In your answer, repeat each line of the data exactly.

- **Collected data entries**:
== Segment start ==
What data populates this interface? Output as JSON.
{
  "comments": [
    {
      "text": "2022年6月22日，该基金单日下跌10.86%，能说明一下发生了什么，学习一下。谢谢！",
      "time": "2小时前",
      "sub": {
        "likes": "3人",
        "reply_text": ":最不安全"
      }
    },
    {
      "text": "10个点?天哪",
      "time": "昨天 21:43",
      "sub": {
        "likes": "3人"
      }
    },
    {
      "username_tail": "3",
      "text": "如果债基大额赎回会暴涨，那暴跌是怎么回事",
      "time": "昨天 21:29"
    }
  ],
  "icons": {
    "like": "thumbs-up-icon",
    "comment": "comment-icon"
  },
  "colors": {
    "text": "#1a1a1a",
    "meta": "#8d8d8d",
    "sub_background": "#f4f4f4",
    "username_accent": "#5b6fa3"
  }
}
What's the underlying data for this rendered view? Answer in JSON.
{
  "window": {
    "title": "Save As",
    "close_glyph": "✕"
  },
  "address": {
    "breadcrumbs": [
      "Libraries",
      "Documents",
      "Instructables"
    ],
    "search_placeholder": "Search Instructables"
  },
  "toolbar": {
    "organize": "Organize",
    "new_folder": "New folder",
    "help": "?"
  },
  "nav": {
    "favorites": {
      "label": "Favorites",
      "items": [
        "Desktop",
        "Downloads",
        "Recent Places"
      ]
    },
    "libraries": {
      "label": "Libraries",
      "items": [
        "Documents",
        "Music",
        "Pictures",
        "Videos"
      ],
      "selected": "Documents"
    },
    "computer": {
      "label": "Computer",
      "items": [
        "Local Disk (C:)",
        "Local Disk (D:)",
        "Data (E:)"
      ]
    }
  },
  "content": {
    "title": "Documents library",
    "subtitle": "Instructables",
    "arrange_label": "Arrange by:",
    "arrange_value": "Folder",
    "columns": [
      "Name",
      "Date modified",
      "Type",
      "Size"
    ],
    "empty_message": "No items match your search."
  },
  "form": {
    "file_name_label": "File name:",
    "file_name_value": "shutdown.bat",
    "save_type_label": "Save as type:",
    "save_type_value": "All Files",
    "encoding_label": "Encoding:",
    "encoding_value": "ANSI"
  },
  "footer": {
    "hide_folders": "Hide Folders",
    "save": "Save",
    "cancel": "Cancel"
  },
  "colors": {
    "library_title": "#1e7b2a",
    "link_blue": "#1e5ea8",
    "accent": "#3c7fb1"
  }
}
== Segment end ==
- **FINISHED TASK**:
What data populates this interface? Output as JSON.
{
  "comments": [
    {
      "text": "2022年6月22日，该基金单日下跌10.86%，能说明一下发生了什么，学习一下。谢谢！",
      "time": "2小时前",
      "sub": {
        "likes": "3人",
        "reply_text": ":最不安全"
      }
    },
    {
      "text": "10个点?天哪",
      "time": "昨天 21:43",
      "sub": {
        "likes": "3人"
      }
    },
    {
      "username_tail": "3",
      "text": "如果债基大额赎回会暴涨，那暴跌是怎么回事",
      "time": "昨天 21:29"
    }
  ],
  "icons": {
    "like": "thumbs-up-icon",
    "comment": "comment-icon"
  },
  "colors": {
    "text": "#1a1a1a",
    "meta": "#8d8d8d",
    "sub_background": "#f4f4f4",
    "username_accent": "#5b6fa3"
  }
}
What's the underlying data for this rendered view? Answer in JSON.
{
  "window": {
    "title": "Save As",
    "close_glyph": "✕"
  },
  "address": {
    "breadcrumbs": [
      "Libraries",
      "Documents",
      "Instructables"
    ],
    "search_placeholder": "Search Instructables"
  },
  "toolbar": {
    "organize": "Organize",
    "new_folder": "New folder",
    "help": "?"
  },
  "nav": {
    "favorites": {
      "label": "Favorites",
      "items": [
        "Desktop",
        "Downloads",
        "Recent Places"
      ]
    },
    "libraries": {
      "label": "Libraries",
      "items": [
        "Documents",
        "Music",
        "Pictures",
        "Videos"
      ],
      "selected": "Documents"
    },
    "computer": {
      "label": "Computer",
      "items": [
        "Local Disk (C:)",
        "Local Disk (D:)",
        "Data (E:)"
      ]
    }
  },
  "content": {
    "title": "Documents library",
    "subtitle": "Instructables",
    "arrange_label": "Arrange by:",
    "arrange_value": "Folder",
    "columns": [
      "Name",
      "Date modified",
      "Type",
      "Size"
    ],
    "empty_message": "No items match your search."
  },
  "form": {
    "file_name_label": "File name:",
    "file_name_value": "shutdown.bat",
    "save_type_label": "Save as type:",
    "save_type_value": "All Files",
    "encoding_label": "Encoding:",
    "encoding_value": "ANSI"
  },
  "footer": {
    "hide_folders": "Hide Folders",
    "save": "Save",
    "cancel": "Cancel"
  },
  "colors": {
    "library_title": "#1e7b2a",
    "link_blue": "#1e5ea8",
    "accent": "#3c7fb1"
  }
}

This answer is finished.